The principal, senior leaders and the board are focused on improvement. They are reflective and strategic in their thinking and planning. Significant good quality self-review occurs at all levels of the school. Self review is carefully documented, inclusive of the perspectives of students, teachers and community, and focuses on key areas that have an impact on teaching and learning. A well informed board of trustees governs the school capably. An active Parent Teacher Association has made a significant financial contribution to the school. Students of Mairangi Bay School benefit from high quality programmes and the inclusive and caring culture that is provided for them.

Future Action

ERO is likely to carry out the next review within four to five years.

Review Coverage

This report provides an evaluation of how effectively the school’s curriculum promotes student learning - engagement, progress and achievement. ERO’s evaluation takes account of the school’s previous reporting history and is based on:

  • what is known about student achievement information, including the achievement of Māori and Pacific students;
  • decisions made to improve student achievement using assessment and selfreview information; and
  • teaching strategies and programmes implemented to give effect to the school’s curriculum.

ERO also gathers information during the review to contribute to its national reports. The national reports are published on ERO’s website.

If you would like a copy of the full report, please contact the school or see the ERO website, www.ero.govt.nz.

Richard Thornton

National Manager Review Services

Northern Region

General Information about Reviews

About ERO

ERO is an independent, external evaluation agency that undertakes reviews of schools and early childhood services throughout New Zealand.

About ERO Reviews

ERO follows a set of standard procedures to conduct reviews. The purpose of each review is to:

  • improve educational achievement in schools; and
  • provide information to parents, communities and the government.

Reviews are intended to focus on student achievement and build on each school’s self review.

Review Focus

ERO’s framework for reviewing and reporting integrates the following:

  • school curriculum;
  • national evaluation topics –contribute to the development of education policies and their effective implementation; and
  • the Board Assurance Statement, including student and staff health and safety.
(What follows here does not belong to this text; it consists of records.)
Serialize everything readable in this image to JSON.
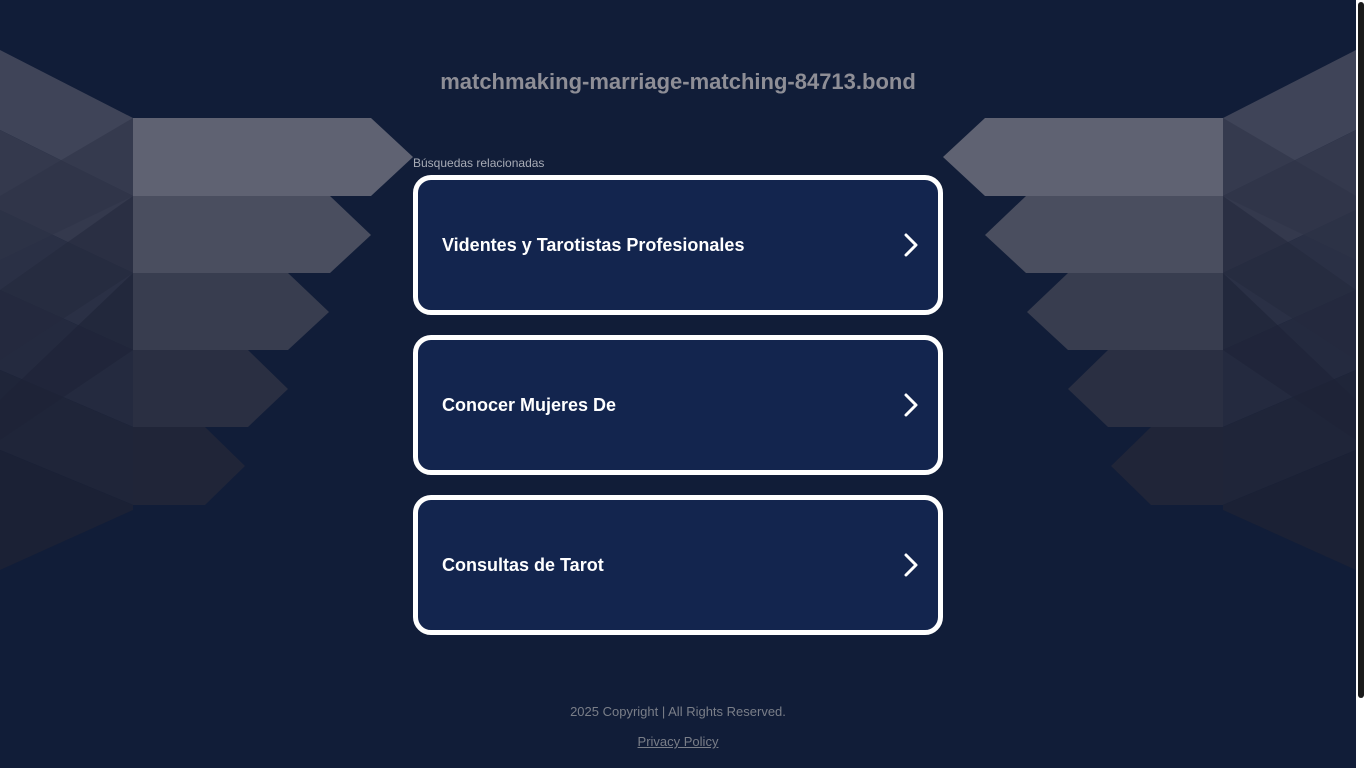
{
  "site": {
    "title": "matchmaking-marriage-matching-84713.bond"
  },
  "related": {
    "label": "Búsquedas relacionadas",
    "items": [
      {
        "label": "Videntes y Tarotistas Profesionales"
      },
      {
        "label": "Conocer Mujeres De"
      },
      {
        "label": "Consultas de Tarot"
      }
    ]
  },
  "footer": {
    "copyright": "2025 Copyright | All Rights Reserved.",
    "privacy_label": "Privacy Policy"
  },
  "colors": {
    "background": "#111d38",
    "card_background": "#13254e",
    "card_border": "#ffffff",
    "title_text": "#8e8e96",
    "footer_text": "#7a7e88"
  },
  "icons": {
    "card_arrow": "chevron-right-icon"
  }
}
ERO’s review is responsive to the school’s context. When ERO reviews a school, it takes into account the characteristics of the community from which it draws its students, its aspirations for its young people, and other relevant local factors.

ERO also builds on the school’s own self-review information. ERO is interested in how a school monitors the progress of its students and aspects of school life and culture, and how it uses this information to improve student learning.

This helps ERO to answer the major evaluation question for reviews:

How effectively does this school’s curriculum promote student learning - engagement, progress and achievement?

Areas for Development and Review

ERO reports include areas for development and review to support on-going improvement by identifying priorities. Often the school will have identified these matters through its own self review and already plans further development in those areas.

1 School deciles range from one to ten. Decile one schools  draw their students from low socioeconomic communities and at the other end of the range, decile 10 schools draw their students from high socio-economic communities. Deciles are used to provide funding to state and state integrated schools. The lower the school’s decile the more funding it receives. A school’s decile is in no way linked to the quality of education it provides.